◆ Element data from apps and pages
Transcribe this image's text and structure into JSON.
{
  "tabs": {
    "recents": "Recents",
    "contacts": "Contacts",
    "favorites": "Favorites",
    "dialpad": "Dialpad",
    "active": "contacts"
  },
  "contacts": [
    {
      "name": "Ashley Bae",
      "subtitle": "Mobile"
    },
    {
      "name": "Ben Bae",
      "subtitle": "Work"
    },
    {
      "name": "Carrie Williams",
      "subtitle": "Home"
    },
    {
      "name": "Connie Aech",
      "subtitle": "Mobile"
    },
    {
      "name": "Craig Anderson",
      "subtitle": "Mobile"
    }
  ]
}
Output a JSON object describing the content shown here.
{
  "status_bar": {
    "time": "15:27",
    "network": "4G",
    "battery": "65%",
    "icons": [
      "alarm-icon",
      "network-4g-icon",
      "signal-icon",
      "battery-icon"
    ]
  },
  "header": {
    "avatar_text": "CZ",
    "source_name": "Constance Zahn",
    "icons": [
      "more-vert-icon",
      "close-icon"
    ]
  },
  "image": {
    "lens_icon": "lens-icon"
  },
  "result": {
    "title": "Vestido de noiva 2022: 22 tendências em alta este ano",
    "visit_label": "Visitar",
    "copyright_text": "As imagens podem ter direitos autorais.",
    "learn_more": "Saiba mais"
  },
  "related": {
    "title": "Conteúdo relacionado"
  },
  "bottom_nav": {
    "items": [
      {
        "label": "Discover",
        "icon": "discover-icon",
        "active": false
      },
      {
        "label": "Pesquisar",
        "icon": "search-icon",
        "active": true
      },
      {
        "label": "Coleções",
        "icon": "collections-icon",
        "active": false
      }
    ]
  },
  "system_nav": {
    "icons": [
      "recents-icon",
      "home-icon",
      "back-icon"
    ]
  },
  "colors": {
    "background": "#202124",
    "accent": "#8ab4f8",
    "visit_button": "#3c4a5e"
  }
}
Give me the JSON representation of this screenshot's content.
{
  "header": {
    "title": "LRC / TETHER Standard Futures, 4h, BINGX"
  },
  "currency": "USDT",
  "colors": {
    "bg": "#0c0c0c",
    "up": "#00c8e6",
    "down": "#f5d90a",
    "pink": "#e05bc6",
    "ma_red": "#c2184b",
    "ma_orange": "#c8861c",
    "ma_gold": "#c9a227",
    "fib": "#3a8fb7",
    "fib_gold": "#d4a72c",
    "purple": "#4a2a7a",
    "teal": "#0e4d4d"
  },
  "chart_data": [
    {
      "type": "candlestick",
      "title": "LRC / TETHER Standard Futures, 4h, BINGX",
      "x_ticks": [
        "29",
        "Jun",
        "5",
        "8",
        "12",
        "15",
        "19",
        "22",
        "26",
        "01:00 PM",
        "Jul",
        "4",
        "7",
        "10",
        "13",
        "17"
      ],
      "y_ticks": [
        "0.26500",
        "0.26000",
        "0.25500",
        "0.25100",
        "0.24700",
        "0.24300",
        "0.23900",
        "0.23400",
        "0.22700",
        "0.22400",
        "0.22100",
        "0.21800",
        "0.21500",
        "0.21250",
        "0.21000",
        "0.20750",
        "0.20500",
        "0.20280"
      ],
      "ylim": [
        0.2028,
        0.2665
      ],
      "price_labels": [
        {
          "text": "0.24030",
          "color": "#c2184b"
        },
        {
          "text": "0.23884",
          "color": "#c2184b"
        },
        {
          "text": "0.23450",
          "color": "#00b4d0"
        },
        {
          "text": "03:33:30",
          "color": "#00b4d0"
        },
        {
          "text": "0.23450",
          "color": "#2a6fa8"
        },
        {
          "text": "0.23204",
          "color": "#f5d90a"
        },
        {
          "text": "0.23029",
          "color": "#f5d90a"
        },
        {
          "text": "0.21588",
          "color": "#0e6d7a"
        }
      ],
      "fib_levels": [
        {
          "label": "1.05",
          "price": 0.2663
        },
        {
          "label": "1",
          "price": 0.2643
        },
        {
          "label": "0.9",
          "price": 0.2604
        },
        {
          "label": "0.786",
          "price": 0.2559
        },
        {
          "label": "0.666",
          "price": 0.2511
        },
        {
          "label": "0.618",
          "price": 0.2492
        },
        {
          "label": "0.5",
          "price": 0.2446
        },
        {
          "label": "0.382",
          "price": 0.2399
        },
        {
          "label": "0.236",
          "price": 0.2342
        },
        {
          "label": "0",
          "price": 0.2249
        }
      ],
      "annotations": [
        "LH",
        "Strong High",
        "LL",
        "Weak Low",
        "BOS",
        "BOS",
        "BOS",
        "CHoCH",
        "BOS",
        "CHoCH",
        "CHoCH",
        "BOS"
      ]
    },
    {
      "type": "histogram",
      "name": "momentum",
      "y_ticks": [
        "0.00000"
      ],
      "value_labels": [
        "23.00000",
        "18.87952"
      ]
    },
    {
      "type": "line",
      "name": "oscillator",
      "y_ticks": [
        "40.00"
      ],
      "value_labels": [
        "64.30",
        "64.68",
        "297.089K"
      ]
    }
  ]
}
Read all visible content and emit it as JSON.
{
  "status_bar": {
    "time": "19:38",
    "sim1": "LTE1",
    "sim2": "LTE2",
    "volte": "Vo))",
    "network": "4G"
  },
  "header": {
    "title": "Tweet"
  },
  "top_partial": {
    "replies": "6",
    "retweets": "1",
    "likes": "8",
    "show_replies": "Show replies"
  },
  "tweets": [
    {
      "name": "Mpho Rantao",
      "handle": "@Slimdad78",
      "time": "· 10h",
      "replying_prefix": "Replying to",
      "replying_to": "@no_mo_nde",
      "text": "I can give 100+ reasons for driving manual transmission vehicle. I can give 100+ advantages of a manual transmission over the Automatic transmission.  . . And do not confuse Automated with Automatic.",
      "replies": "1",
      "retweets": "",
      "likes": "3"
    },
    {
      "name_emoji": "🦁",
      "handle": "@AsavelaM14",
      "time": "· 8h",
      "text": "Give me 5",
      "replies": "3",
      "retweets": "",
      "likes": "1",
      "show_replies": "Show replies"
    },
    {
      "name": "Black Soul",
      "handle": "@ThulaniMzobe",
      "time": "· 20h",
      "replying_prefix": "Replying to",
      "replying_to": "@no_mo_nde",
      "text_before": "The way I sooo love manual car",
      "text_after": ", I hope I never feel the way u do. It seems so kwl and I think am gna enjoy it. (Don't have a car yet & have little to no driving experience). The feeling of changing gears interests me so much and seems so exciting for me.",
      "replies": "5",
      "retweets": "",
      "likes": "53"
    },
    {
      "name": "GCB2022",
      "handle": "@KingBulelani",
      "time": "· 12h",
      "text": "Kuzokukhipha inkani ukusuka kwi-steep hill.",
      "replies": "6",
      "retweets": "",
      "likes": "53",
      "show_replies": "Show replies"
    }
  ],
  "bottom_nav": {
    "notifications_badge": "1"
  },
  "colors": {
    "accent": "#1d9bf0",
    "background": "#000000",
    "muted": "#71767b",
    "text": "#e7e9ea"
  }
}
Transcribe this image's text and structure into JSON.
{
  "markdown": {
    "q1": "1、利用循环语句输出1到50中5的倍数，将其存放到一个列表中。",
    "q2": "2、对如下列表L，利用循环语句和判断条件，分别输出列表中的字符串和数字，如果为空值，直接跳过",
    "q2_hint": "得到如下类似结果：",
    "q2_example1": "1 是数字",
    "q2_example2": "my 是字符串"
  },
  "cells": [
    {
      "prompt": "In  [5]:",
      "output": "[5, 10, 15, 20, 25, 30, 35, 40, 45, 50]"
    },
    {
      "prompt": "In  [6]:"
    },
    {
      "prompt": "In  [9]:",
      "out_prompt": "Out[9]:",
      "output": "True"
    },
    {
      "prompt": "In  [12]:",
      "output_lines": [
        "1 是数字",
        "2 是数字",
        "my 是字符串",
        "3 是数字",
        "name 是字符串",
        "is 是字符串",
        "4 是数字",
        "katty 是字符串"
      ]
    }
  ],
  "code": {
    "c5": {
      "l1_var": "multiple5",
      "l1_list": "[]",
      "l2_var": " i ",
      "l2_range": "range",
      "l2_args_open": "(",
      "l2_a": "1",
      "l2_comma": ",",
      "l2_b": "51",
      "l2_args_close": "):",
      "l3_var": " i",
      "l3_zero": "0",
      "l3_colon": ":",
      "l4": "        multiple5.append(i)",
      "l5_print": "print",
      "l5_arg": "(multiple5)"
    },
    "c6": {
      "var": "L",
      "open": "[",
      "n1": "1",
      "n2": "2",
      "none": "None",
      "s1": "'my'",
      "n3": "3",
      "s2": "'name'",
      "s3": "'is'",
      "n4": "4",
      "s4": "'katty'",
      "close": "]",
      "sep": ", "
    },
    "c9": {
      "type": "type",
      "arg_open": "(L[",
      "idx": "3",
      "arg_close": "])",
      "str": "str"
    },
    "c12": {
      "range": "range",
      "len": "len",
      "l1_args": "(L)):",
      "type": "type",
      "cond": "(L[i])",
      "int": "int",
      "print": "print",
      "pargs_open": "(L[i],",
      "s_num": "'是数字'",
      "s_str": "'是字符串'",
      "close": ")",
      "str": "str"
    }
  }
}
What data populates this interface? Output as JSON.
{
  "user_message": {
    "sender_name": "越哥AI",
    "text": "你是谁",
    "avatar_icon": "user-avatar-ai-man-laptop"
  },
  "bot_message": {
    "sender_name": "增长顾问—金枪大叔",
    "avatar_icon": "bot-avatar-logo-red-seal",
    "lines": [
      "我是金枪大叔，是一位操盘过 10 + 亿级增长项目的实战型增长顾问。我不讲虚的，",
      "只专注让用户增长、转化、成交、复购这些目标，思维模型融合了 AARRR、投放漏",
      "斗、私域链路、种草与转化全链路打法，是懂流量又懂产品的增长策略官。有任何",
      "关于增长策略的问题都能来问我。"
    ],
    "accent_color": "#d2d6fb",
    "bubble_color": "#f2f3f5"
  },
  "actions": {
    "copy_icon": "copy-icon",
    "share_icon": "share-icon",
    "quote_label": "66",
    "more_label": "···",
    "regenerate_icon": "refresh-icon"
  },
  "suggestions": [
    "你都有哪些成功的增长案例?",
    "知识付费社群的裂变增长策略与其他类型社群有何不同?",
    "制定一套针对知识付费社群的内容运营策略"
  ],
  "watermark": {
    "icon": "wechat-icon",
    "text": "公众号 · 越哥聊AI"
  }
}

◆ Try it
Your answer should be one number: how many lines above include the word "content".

◆ Answer box
3